[Extracted records]
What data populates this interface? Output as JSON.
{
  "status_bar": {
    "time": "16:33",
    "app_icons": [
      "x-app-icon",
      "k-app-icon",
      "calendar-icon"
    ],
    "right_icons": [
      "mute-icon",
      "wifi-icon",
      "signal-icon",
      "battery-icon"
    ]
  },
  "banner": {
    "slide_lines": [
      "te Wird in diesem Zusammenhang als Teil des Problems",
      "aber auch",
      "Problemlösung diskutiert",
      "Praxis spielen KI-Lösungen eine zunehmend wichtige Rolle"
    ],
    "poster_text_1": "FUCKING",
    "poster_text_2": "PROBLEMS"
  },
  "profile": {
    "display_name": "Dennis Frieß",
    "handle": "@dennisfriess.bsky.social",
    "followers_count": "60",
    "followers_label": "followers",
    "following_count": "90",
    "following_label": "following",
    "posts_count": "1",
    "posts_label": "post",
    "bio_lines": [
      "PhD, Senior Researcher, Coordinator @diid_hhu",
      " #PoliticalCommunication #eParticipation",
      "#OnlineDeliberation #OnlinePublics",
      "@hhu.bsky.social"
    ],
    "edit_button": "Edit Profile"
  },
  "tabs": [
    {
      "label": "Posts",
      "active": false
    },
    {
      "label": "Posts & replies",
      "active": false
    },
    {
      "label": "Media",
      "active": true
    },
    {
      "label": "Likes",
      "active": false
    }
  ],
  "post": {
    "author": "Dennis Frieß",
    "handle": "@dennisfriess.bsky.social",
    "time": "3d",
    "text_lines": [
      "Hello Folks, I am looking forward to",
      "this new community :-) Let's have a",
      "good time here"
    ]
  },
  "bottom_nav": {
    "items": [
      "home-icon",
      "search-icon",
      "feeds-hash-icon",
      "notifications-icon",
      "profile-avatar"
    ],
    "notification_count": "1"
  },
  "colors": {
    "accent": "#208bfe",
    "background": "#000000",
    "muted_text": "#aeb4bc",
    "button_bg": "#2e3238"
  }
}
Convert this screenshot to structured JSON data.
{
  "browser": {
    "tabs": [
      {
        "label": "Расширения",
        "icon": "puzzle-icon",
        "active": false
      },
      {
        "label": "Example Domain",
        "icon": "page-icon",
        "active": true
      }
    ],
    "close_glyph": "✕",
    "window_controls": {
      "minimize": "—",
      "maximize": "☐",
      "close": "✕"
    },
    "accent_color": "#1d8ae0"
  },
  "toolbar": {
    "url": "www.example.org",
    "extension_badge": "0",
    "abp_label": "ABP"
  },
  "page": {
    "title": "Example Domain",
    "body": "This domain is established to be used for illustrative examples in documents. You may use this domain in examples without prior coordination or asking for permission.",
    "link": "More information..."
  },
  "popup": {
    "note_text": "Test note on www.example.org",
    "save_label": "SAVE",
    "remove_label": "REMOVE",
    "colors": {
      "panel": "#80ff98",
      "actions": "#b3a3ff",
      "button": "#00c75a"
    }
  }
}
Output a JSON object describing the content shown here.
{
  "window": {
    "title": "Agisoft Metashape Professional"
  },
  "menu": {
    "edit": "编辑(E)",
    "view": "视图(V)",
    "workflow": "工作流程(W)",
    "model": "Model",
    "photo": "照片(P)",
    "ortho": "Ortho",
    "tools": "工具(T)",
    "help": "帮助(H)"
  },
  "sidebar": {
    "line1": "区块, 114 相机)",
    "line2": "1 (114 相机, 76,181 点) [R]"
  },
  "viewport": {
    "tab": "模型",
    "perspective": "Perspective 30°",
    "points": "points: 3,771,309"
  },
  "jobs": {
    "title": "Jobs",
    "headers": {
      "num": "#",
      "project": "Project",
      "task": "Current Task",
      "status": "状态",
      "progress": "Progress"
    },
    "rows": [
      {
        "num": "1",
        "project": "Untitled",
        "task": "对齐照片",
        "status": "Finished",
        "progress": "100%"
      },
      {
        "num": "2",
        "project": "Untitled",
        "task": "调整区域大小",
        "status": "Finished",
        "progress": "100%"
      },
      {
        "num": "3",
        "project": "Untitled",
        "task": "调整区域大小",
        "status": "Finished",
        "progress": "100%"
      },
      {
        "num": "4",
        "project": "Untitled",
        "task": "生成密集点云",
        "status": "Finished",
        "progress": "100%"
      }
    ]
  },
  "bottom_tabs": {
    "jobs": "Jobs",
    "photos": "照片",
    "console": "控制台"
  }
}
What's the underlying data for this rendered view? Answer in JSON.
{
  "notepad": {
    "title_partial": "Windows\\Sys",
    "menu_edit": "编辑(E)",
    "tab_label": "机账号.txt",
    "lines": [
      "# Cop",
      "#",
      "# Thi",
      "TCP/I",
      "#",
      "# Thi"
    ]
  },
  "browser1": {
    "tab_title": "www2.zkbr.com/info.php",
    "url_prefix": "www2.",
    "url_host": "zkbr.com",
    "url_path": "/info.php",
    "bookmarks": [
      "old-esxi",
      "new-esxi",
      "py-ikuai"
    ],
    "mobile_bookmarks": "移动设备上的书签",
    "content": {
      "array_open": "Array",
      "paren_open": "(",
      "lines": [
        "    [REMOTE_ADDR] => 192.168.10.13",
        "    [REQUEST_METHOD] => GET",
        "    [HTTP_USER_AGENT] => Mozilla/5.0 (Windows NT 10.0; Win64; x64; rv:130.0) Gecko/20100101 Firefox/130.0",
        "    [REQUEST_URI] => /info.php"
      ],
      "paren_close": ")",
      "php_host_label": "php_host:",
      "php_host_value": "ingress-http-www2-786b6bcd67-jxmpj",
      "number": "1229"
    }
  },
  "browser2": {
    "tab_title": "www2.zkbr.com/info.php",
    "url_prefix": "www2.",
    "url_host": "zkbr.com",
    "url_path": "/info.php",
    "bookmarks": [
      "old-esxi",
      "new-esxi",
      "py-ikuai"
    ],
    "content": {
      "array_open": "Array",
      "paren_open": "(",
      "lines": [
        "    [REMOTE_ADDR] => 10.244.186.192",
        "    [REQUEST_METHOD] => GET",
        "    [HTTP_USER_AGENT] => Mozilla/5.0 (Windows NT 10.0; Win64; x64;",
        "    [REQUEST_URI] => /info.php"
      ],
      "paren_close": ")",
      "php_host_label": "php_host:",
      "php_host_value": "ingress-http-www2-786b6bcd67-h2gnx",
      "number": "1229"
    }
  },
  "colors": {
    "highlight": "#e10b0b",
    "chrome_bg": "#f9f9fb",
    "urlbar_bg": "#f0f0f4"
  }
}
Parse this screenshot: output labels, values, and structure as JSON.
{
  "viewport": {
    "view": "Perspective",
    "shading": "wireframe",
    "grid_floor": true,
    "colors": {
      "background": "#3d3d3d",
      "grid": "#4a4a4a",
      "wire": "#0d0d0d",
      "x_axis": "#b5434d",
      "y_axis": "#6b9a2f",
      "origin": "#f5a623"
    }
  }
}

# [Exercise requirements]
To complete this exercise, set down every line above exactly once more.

# [Task answer]
What data populates this interface? Output as JSON.
{
  "status_bar": {
    "time": "16:33",
    "app_icons": [
      "x-app-icon",
      "k-app-icon",
      "calendar-icon"
    ],
    "right_icons": [
      "mute-icon",
      "wifi-icon",
      "signal-icon",
      "battery-icon"
    ]
  },
  "banner": {
    "slide_lines": [
      "te Wird in diesem Zusammenhang als Teil des Problems",
      "aber auch",
      "Problemlösung diskutiert",
      "Praxis spielen KI-Lösungen eine zunehmend wichtige Rolle"
    ],
    "poster_text_1": "FUCKING",
    "poster_text_2": "PROBLEMS"
  },
  "profile": {
    "display_name": "Dennis Frieß",
    "handle": "@dennisfriess.bsky.social",
    "followers_count": "60",
    "followers_label": "followers",
    "following_count": "90",
    "following_label": "following",
    "posts_count": "1",
    "posts_label": "post",
    "bio_lines": [
      "PhD, Senior Researcher, Coordinator @diid_hhu",
      " #PoliticalCommunication #eParticipation",
      "#OnlineDeliberation #OnlinePublics",
      "@hhu.bsky.social"
    ],
    "edit_button": "Edit Profile"
  },
  "tabs": [
    {
      "label": "Posts",
      "active": false
    },
    {
      "label": "Posts & replies",
      "active": false
    },
    {
      "label": "Media",
      "active": true
    },
    {
      "label": "Likes",
      "active": false
    }
  ],
  "post": {
    "author": "Dennis Frieß",
    "handle": "@dennisfriess.bsky.social",
    "time": "3d",
    "text_lines": [
      "Hello Folks, I am looking forward to",
      "this new community :-) Let's have a",
      "good time here"
    ]
  },
  "bottom_nav": {
    "items": [
      "home-icon",
      "search-icon",
      "feeds-hash-icon",
      "notifications-icon",
      "profile-avatar"
    ],
    "notification_count": "1"
  },
  "colors": {
    "accent": "#208bfe",
    "background": "#000000",
    "muted_text": "#aeb4bc",
    "button_bg": "#2e3238"
  }
}
Convert this screenshot to structured JSON data.
{
  "browser": {
    "tabs": [
      {
        "label": "Расширения",
        "icon": "puzzle-icon",
        "active": false
      },
      {
        "label": "Example Domain",
        "icon": "page-icon",
        "active": true
      }
    ],
    "close_glyph": "✕",
    "window_controls": {
      "minimize": "—",
      "maximize": "☐",
      "close": "✕"
    },
    "accent_color": "#1d8ae0"
  },
  "toolbar": {
    "url": "www.example.org",
    "extension_badge": "0",
    "abp_label": "ABP"
  },
  "page": {
    "title": "Example Domain",
    "body": "This domain is established to be used for illustrative examples in documents. You may use this domain in examples without prior coordination or asking for permission.",
    "link": "More information..."
  },
  "popup": {
    "note_text": "Test note on www.example.org",
    "save_label": "SAVE",
    "remove_label": "REMOVE",
    "colors": {
      "panel": "#80ff98",
      "actions": "#b3a3ff",
      "button": "#00c75a"
    }
  }
}
Output a JSON object describing the content shown here.
{
  "window": {
    "title": "Agisoft Metashape Professional"
  },
  "menu": {
    "edit": "编辑(E)",
    "view": "视图(V)",
    "workflow": "工作流程(W)",
    "model": "Model",
    "photo": "照片(P)",
    "ortho": "Ortho",
    "tools": "工具(T)",
    "help": "帮助(H)"
  },
  "sidebar": {
    "line1": "区块, 114 相机)",
    "line2": "1 (114 相机, 76,181 点) [R]"
  },
  "viewport": {
    "tab": "模型",
    "perspective": "Perspective 30°",
    "points": "points: 3,771,309"
  },
  "jobs": {
    "title": "Jobs",
    "headers": {
      "num": "#",
      "project": "Project",
      "task": "Current Task",
      "status": "状态",
      "progress": "Progress"
    },
    "rows": [
      {
        "num": "1",
        "project": "Untitled",
        "task": "对齐照片",
        "status": "Finished",
        "progress": "100%"
      },
      {
        "num": "2",
        "project": "Untitled",
        "task": "调整区域大小",
        "status": "Finished",
        "progress": "100%"
      },
      {
        "num": "3",
        "project": "Untitled",
        "task": "调整区域大小",
        "status": "Finished",
        "progress": "100%"
      },
      {
        "num": "4",
        "project": "Untitled",
        "task": "生成密集点云",
        "status": "Finished",
        "progress": "100%"
      }
    ]
  },
  "bottom_tabs": {
    "jobs": "Jobs",
    "photos": "照片",
    "console": "控制台"
  }
}
What's the underlying data for this rendered view? Answer in JSON.
{
  "notepad": {
    "title_partial": "Windows\\Sys",
    "menu_edit": "编辑(E)",
    "tab_label": "机账号.txt",
    "lines": [
      "# Cop",
      "#",
      "# Thi",
      "TCP/I",
      "#",
      "# Thi"
    ]
  },
  "browser1": {
    "tab_title": "www2.zkbr.com/info.php",
    "url_prefix": "www2.",
    "url_host": "zkbr.com",
    "url_path": "/info.php",
    "bookmarks": [
      "old-esxi",
      "new-esxi",
      "py-ikuai"
    ],
    "mobile_bookmarks": "移动设备上的书签",
    "content": {
      "array_open": "Array",
      "paren_open": "(",
      "lines": [
        "    [REMOTE_ADDR] => 192.168.10.13",
        "    [REQUEST_METHOD] => GET",
        "    [HTTP_USER_AGENT] => Mozilla/5.0 (Windows NT 10.0; Win64; x64; rv:130.0) Gecko/20100101 Firefox/130.0",
        "    [REQUEST_URI] => /info.php"
      ],
      "paren_close": ")",
      "php_host_label": "php_host:",
      "php_host_value": "ingress-http-www2-786b6bcd67-jxmpj",
      "number": "1229"
    }
  },
  "browser2": {
    "tab_title": "www2.zkbr.com/info.php",
    "url_prefix": "www2.",
    "url_host": "zkbr.com",
    "url_path": "/info.php",
    "bookmarks": [
      "old-esxi",
      "new-esxi",
      "py-ikuai"
    ],
    "content": {
      "array_open": "Array",
      "paren_open": "(",
      "lines": [
        "    [REMOTE_ADDR] => 10.244.186.192",
        "    [REQUEST_METHOD] => GET",
        "    [HTTP_USER_AGENT] => Mozilla/5.0 (Windows NT 10.0; Win64; x64;",
        "    [REQUEST_URI] => /info.php"
      ],
      "paren_close": ")",
      "php_host_label": "php_host:",
      "php_host_value": "ingress-http-www2-786b6bcd67-h2gnx",
      "number": "1229"
    }
  },
  "colors": {
    "highlight": "#e10b0b",
    "chrome_bg": "#f9f9fb",
    "urlbar_bg": "#f0f0f4"
  }
}
Parse this screenshot: output labels, values, and structure as JSON.
{
  "viewport": {
    "view": "Perspective",
    "shading": "wireframe",
    "grid_floor": true,
    "colors": {
      "background": "#3d3d3d",
      "grid": "#4a4a4a",
      "wire": "#0d0d0d",
      "x_axis": "#b5434d",
      "y_axis": "#6b9a2f",
      "origin": "#f5a623"
    }
  }
}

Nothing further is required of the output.